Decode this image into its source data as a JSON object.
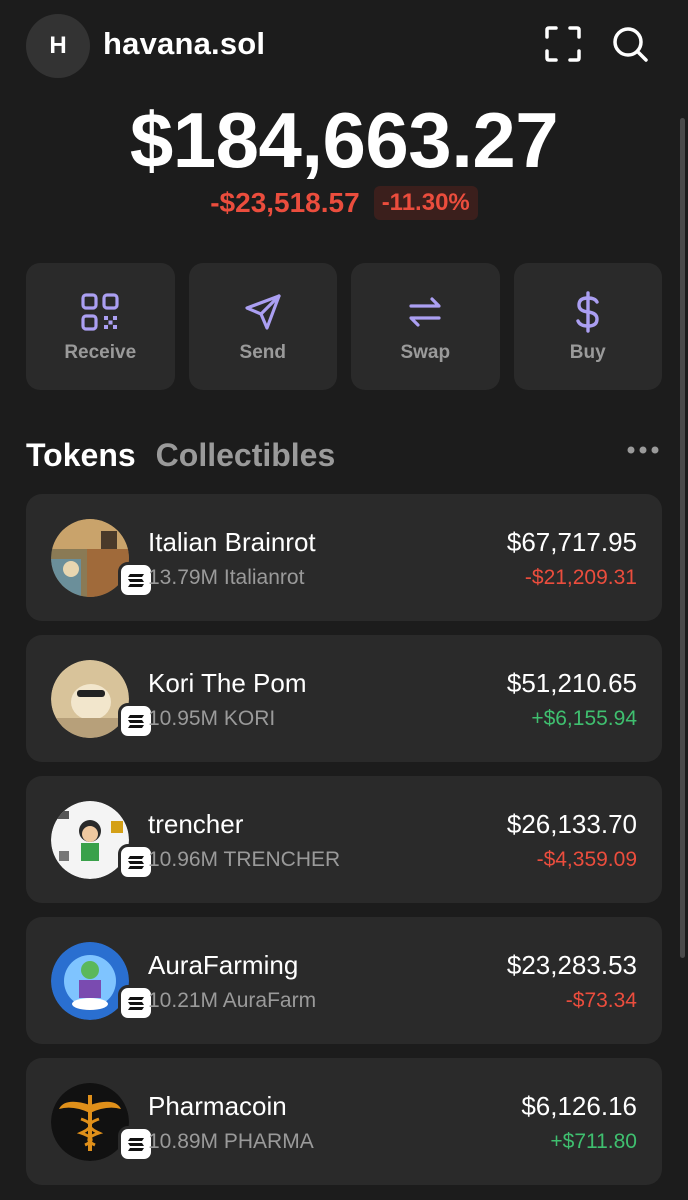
{
  "header": {
    "avatar_letter": "H",
    "account_name": "havana.sol"
  },
  "portfolio": {
    "balance": "$184,663.27",
    "change_amount": "-$23,518.57",
    "change_percent": "-11.30%"
  },
  "actions": [
    {
      "label": "Receive",
      "icon": "qr-code-icon"
    },
    {
      "label": "Send",
      "icon": "send-arrow-icon"
    },
    {
      "label": "Swap",
      "icon": "swap-arrows-icon"
    },
    {
      "label": "Buy",
      "icon": "dollar-icon"
    }
  ],
  "tabs": {
    "tokens": "Tokens",
    "collectibles": "Collectibles"
  },
  "tokens": [
    {
      "name": "Italian Brainrot",
      "amount": "13.79M Italianrot",
      "value": "$67,717.95",
      "change": "-$21,209.31",
      "direction": "neg"
    },
    {
      "name": "Kori The Pom",
      "amount": "10.95M KORI",
      "value": "$51,210.65",
      "change": "+$6,155.94",
      "direction": "pos"
    },
    {
      "name": "trencher",
      "amount": "10.96M TRENCHER",
      "value": "$26,133.70",
      "change": "-$4,359.09",
      "direction": "neg"
    },
    {
      "name": "AuraFarming",
      "amount": "10.21M AuraFarm",
      "value": "$23,283.53",
      "change": "-$73.34",
      "direction": "neg"
    },
    {
      "name": "Pharmacoin",
      "amount": "10.89M PHARMA",
      "value": "$6,126.16",
      "change": "+$711.80",
      "direction": "pos"
    }
  ],
  "colors": {
    "background": "#1c1c1c",
    "card": "#2a2a2a",
    "accent": "#ab9ff2",
    "negative": "#eb4d3d",
    "positive": "#3fbf6f",
    "muted": "#9a9a9a"
  }
}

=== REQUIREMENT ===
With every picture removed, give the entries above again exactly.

=== RESPONSE ===
Decode this image into its source data as a JSON object.
{
  "header": {
    "avatar_letter": "H",
    "account_name": "havana.sol"
  },
  "portfolio": {
    "balance": "$184,663.27",
    "change_amount": "-$23,518.57",
    "change_percent": "-11.30%"
  },
  "actions": [
    {
      "label": "Receive",
      "icon": "qr-code-icon"
    },
    {
      "label": "Send",
      "icon": "send-arrow-icon"
    },
    {
      "label": "Swap",
      "icon": "swap-arrows-icon"
    },
    {
      "label": "Buy",
      "icon": "dollar-icon"
    }
  ],
  "tabs": {
    "tokens": "Tokens",
    "collectibles": "Collectibles"
  },
  "tokens": [
    {
      "name": "Italian Brainrot",
      "amount": "13.79M Italianrot",
      "value": "$67,717.95",
      "change": "-$21,209.31",
      "direction": "neg"
    },
    {
      "name": "Kori The Pom",
      "amount": "10.95M KORI",
      "value": "$51,210.65",
      "change": "+$6,155.94",
      "direction": "pos"
    },
    {
      "name": "trencher",
      "amount": "10.96M TRENCHER",
      "value": "$26,133.70",
      "change": "-$4,359.09",
      "direction": "neg"
    },
    {
      "name": "AuraFarming",
      "amount": "10.21M AuraFarm",
      "value": "$23,283.53",
      "change": "-$73.34",
      "direction": "neg"
    },
    {
      "name": "Pharmacoin",
      "amount": "10.89M PHARMA",
      "value": "$6,126.16",
      "change": "+$711.80",
      "direction": "pos"
    }
  ],
  "colors": {
    "background": "#1c1c1c",
    "card": "#2a2a2a",
    "accent": "#ab9ff2",
    "negative": "#eb4d3d",
    "positive": "#3fbf6f",
    "muted": "#9a9a9a"
  }
}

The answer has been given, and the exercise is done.